**Exercise prompt**
Select and copy out every line in the records containing "appears".

**Data for processing**
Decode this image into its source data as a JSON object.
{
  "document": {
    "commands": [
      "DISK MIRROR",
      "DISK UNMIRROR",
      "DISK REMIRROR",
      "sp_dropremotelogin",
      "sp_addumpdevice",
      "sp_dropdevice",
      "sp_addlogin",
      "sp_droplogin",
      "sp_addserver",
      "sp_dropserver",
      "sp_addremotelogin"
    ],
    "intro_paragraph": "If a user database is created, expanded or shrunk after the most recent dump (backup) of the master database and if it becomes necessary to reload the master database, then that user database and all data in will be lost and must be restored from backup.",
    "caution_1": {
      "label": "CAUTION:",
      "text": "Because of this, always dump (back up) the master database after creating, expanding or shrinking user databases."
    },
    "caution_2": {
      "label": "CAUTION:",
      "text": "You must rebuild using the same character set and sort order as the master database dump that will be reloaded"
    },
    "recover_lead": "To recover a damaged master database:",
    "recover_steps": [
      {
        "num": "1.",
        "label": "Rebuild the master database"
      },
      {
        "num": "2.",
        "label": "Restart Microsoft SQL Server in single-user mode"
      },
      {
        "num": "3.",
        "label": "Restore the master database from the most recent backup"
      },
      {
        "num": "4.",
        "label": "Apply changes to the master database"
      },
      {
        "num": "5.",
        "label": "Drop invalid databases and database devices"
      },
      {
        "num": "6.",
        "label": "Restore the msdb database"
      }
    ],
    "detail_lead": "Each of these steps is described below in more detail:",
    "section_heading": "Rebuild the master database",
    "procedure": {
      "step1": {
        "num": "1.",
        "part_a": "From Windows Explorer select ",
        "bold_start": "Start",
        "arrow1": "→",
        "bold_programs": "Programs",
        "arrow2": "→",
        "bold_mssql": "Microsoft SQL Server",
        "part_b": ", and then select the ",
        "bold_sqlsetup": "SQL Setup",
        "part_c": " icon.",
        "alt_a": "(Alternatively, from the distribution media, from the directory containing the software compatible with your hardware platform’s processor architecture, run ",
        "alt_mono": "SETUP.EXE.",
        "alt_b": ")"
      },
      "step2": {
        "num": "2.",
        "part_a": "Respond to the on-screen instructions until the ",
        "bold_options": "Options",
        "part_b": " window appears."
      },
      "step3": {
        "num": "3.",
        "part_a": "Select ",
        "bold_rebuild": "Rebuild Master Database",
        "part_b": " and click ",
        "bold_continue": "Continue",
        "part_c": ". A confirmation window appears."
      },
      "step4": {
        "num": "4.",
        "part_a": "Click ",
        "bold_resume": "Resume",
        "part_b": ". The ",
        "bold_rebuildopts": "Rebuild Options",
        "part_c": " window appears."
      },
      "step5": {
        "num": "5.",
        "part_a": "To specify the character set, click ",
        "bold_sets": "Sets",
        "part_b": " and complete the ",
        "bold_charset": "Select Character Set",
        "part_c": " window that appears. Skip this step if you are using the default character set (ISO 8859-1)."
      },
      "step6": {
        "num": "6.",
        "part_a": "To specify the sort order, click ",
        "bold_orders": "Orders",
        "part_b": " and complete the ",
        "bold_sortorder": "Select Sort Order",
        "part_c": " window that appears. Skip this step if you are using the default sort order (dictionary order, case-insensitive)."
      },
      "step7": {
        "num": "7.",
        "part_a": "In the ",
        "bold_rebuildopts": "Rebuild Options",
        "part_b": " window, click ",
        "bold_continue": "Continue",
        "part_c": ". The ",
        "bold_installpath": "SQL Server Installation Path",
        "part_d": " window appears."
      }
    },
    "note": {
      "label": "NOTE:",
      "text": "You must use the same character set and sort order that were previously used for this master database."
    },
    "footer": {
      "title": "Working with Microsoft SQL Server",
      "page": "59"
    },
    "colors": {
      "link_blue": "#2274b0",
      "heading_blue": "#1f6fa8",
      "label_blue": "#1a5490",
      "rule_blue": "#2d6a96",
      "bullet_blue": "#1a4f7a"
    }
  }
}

**Answer box**
        "part_b": " window appears."
        "part_c": ". A confirmation window appears."
        "part_c": " window appears."
        "part_c": " window that appears. Skip this step if you are using the default character set (ISO 8859-1)."
        "part_c": " window that appears. Skip this step if you are using the default sort order (dictionary order, case-insensitive)."
        "part_d": " window appears."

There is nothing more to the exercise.